§ **TO DO**
The answer must consist of each line of the records below that contains the string "screenshot".

§ **INFORMATION GIVEN**
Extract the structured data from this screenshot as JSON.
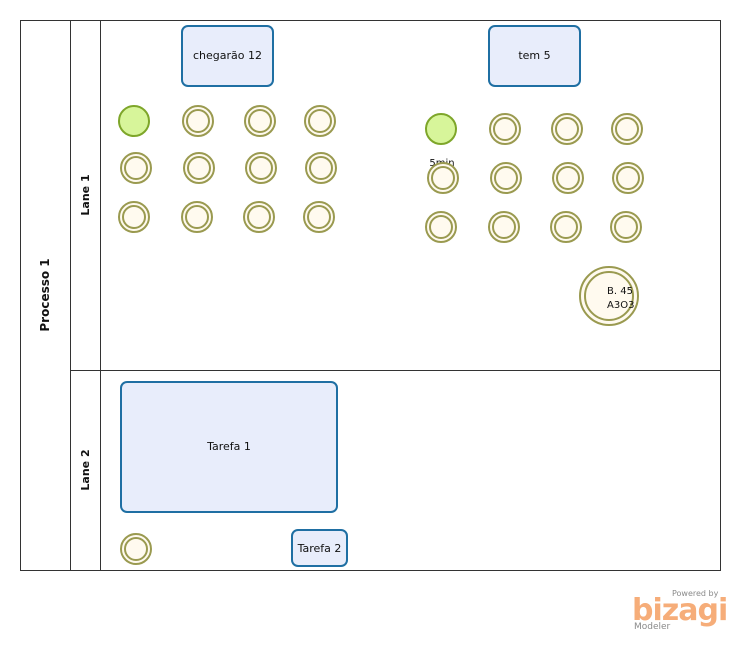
{
  "pool": {
    "label": "Processo 1"
  },
  "lanes": [
    {
      "id": "lane1",
      "label": "Lane 1"
    },
    {
      "id": "lane2",
      "label": "Lane 2"
    }
  ],
  "tasks": [
    {
      "id": "task-chegarao",
      "label": "chegarão 12"
    },
    {
      "id": "task-tem5",
      "label": "tem 5"
    },
    {
      "id": "task-tarefa1",
      "label": "Tarefa 1"
    },
    {
      "id": "task-tarefa2",
      "label": "Tarefa 2"
    }
  ],
  "events": {
    "start_timer_label": "5min",
    "intermediate_label_line1": "B. 45",
    "intermediate_label_line2": "A3O3"
  },
  "colors": {
    "task_fill": "#e8edfb",
    "task_stroke": "#1f6fa3",
    "event_fill": "#fffaef",
    "event_stroke": "#9a9a50",
    "start_fill": "#d7f59a",
    "start_stroke": "#7ea62a",
    "line": "#333333"
  },
  "branding": {
    "powered_by": "Powered by",
    "brand": "bizagi",
    "product": "Modeler"
  }
}
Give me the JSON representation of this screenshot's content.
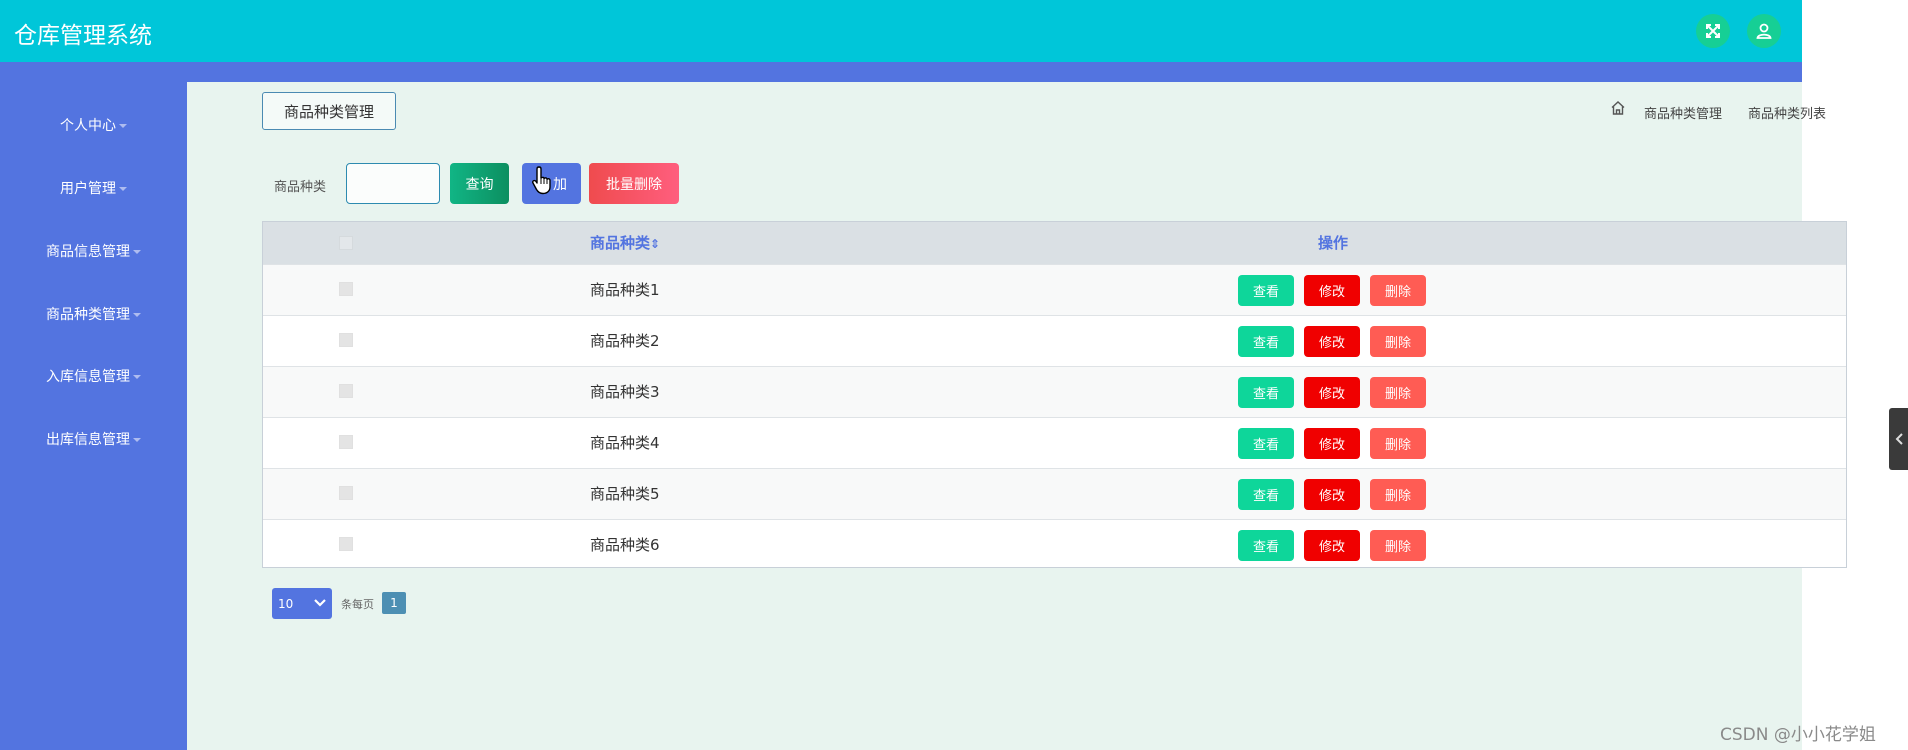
{
  "header": {
    "app_title": "仓库管理系统",
    "fullscreen_icon": "fullscreen-icon",
    "user_icon": "user-icon",
    "accent": "#00c6d9"
  },
  "sidebar": {
    "items": [
      {
        "label": "个人中心"
      },
      {
        "label": "用户管理"
      },
      {
        "label": "商品信息管理"
      },
      {
        "label": "商品种类管理"
      },
      {
        "label": "入库信息管理"
      },
      {
        "label": "出库信息管理"
      }
    ],
    "color": "#5374e0"
  },
  "page": {
    "title": "商品种类管理",
    "breadcrumb": [
      "商品种类管理",
      "商品种类列表"
    ]
  },
  "search": {
    "label": "商品种类",
    "value": "",
    "query_label": "查询",
    "add_label": "加",
    "batch_delete_label": "批量删除"
  },
  "table": {
    "columns": [
      "商品种类",
      "操作"
    ],
    "sort_indicator": "⇕",
    "rows": [
      {
        "name": "商品种类1"
      },
      {
        "name": "商品种类2"
      },
      {
        "name": "商品种类3"
      },
      {
        "name": "商品种类4"
      },
      {
        "name": "商品种类5"
      },
      {
        "name": "商品种类6"
      }
    ],
    "actions": {
      "view": "查看",
      "edit": "修改",
      "delete": "删除"
    }
  },
  "pagination": {
    "page_size": "10",
    "per_page_label": "条每页",
    "current_page": "1"
  },
  "watermark": "CSDN @小小花学姐"
}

§ **RESPONSE TO THE TASK**
Extract the structured data from this screenshot as JSON.
Give me the JSON representation of this screenshot's content.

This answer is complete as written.